- _WHAT TO WORK ON_: Pictures stay out of the answer, but every line of the material must be restated exactly.

◇ ◇ ◇

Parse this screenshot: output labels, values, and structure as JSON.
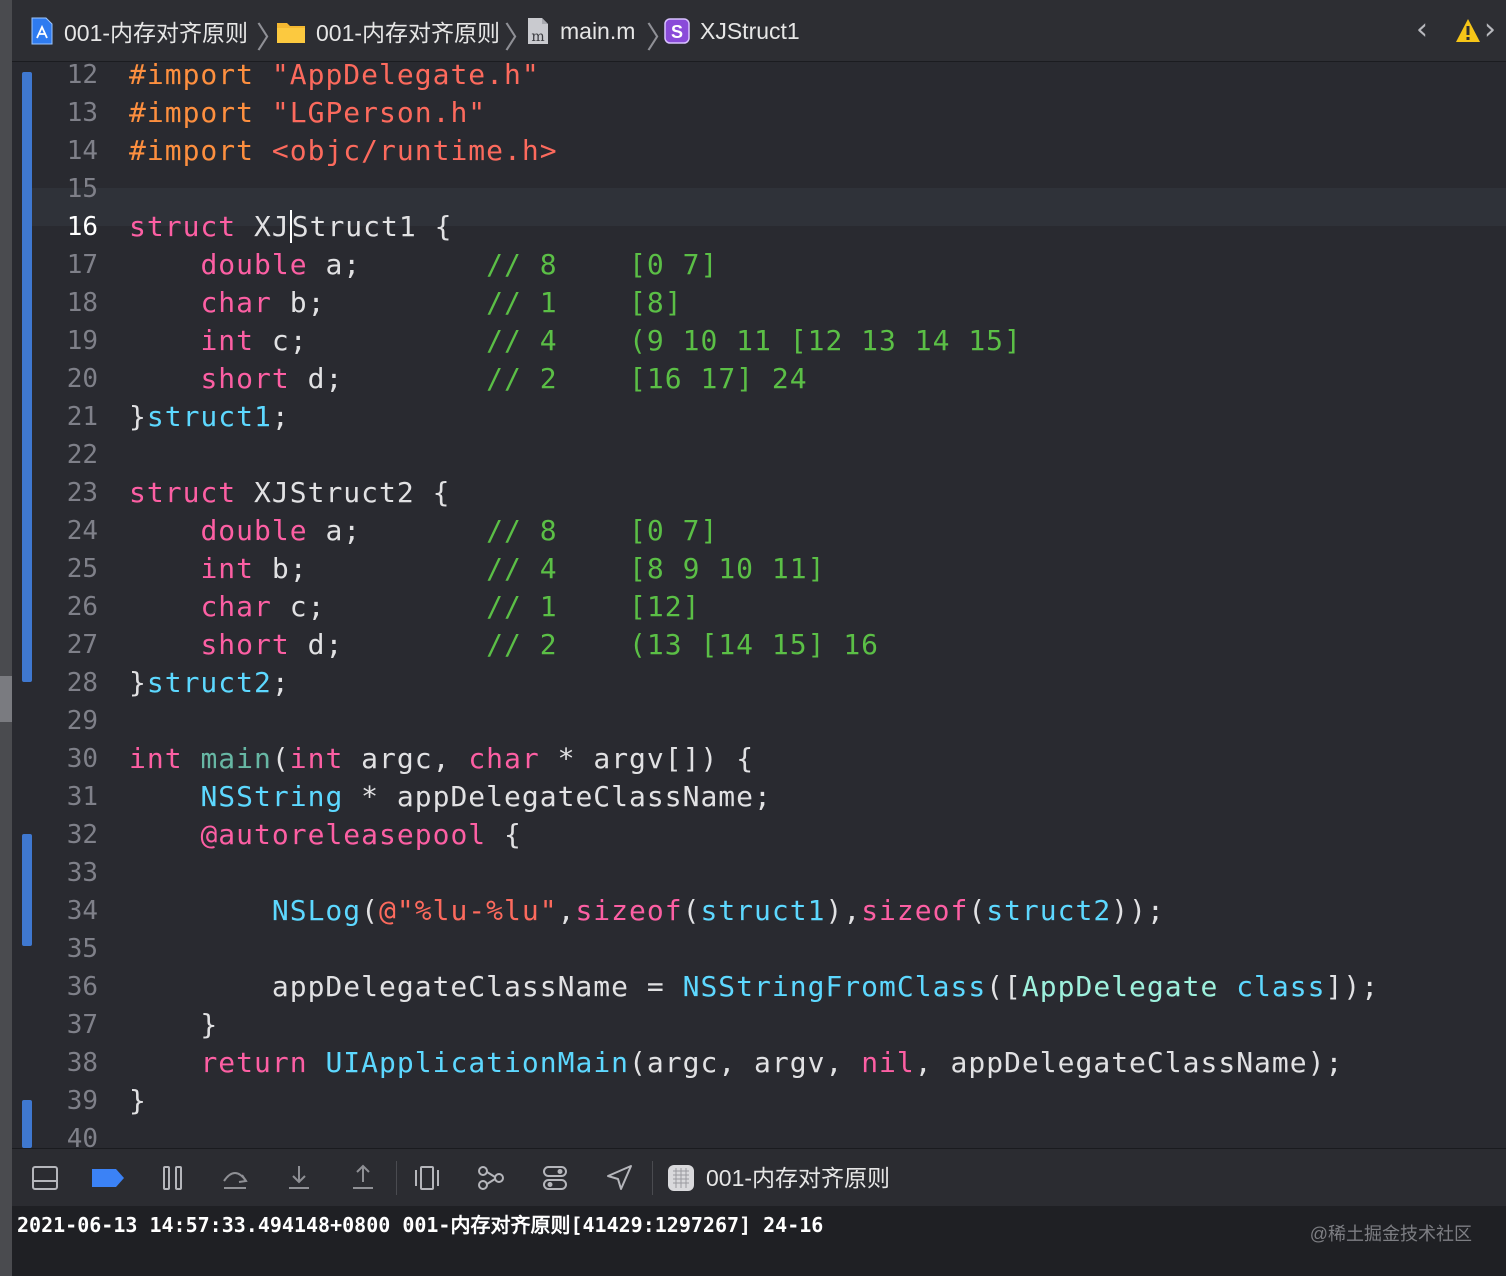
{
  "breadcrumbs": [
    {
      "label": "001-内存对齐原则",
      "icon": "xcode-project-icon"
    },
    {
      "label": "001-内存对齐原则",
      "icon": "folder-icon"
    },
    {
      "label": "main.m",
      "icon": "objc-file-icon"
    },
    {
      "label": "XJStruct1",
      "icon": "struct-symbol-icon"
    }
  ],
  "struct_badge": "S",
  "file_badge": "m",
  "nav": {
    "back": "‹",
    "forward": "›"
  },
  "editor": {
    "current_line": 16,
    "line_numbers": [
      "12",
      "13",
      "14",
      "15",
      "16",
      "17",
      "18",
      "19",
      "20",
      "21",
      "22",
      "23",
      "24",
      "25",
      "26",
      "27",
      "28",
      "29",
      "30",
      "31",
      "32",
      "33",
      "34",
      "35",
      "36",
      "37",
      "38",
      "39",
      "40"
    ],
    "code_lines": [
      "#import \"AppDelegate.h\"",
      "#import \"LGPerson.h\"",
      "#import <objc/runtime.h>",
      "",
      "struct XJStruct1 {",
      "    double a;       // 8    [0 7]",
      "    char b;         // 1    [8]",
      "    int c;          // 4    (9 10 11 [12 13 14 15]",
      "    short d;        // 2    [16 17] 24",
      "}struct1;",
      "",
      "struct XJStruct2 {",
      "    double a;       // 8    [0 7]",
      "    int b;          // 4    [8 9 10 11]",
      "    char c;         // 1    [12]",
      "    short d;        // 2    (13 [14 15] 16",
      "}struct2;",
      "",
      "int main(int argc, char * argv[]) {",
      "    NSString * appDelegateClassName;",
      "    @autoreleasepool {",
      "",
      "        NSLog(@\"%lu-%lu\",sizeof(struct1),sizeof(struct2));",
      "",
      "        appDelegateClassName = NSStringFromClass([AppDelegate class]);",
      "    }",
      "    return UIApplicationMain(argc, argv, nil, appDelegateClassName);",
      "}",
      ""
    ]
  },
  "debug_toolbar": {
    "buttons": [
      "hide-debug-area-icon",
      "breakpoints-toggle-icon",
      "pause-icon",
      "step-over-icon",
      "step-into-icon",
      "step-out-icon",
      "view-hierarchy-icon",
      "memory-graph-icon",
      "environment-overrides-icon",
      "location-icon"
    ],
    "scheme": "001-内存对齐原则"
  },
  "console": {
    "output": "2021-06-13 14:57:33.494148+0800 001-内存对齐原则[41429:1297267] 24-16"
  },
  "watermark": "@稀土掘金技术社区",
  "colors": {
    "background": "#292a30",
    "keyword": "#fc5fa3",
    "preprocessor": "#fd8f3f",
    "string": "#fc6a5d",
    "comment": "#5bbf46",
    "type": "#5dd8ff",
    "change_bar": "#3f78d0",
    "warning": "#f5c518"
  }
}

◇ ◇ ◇

- _REPLY TO THE EXERCISE_:
Parse this screenshot: output labels, values, and structure as JSON.
{
  "breadcrumbs": [
    {
      "label": "001-内存对齐原则",
      "icon": "xcode-project-icon"
    },
    {
      "label": "001-内存对齐原则",
      "icon": "folder-icon"
    },
    {
      "label": "main.m",
      "icon": "objc-file-icon"
    },
    {
      "label": "XJStruct1",
      "icon": "struct-symbol-icon"
    }
  ],
  "struct_badge": "S",
  "file_badge": "m",
  "nav": {
    "back": "‹",
    "forward": "›"
  },
  "editor": {
    "current_line": 16,
    "line_numbers": [
      "12",
      "13",
      "14",
      "15",
      "16",
      "17",
      "18",
      "19",
      "20",
      "21",
      "22",
      "23",
      "24",
      "25",
      "26",
      "27",
      "28",
      "29",
      "30",
      "31",
      "32",
      "33",
      "34",
      "35",
      "36",
      "37",
      "38",
      "39",
      "40"
    ],
    "code_lines": [
      "#import \"AppDelegate.h\"",
      "#import \"LGPerson.h\"",
      "#import <objc/runtime.h>",
      "",
      "struct XJStruct1 {",
      "    double a;       // 8    [0 7]",
      "    char b;         // 1    [8]",
      "    int c;          // 4    (9 10 11 [12 13 14 15]",
      "    short d;        // 2    [16 17] 24",
      "}struct1;",
      "",
      "struct XJStruct2 {",
      "    double a;       // 8    [0 7]",
      "    int b;          // 4    [8 9 10 11]",
      "    char c;         // 1    [12]",
      "    short d;        // 2    (13 [14 15] 16",
      "}struct2;",
      "",
      "int main(int argc, char * argv[]) {",
      "    NSString * appDelegateClassName;",
      "    @autoreleasepool {",
      "",
      "        NSLog(@\"%lu-%lu\",sizeof(struct1),sizeof(struct2));",
      "",
      "        appDelegateClassName = NSStringFromClass([AppDelegate class]);",
      "    }",
      "    return UIApplicationMain(argc, argv, nil, appDelegateClassName);",
      "}",
      ""
    ]
  },
  "debug_toolbar": {
    "buttons": [
      "hide-debug-area-icon",
      "breakpoints-toggle-icon",
      "pause-icon",
      "step-over-icon",
      "step-into-icon",
      "step-out-icon",
      "view-hierarchy-icon",
      "memory-graph-icon",
      "environment-overrides-icon",
      "location-icon"
    ],
    "scheme": "001-内存对齐原则"
  },
  "console": {
    "output": "2021-06-13 14:57:33.494148+0800 001-内存对齐原则[41429:1297267] 24-16"
  },
  "watermark": "@稀土掘金技术社区",
  "colors": {
    "background": "#292a30",
    "keyword": "#fc5fa3",
    "preprocessor": "#fd8f3f",
    "string": "#fc6a5d",
    "comment": "#5bbf46",
    "type": "#5dd8ff",
    "change_bar": "#3f78d0",
    "warning": "#f5c518"
  }
}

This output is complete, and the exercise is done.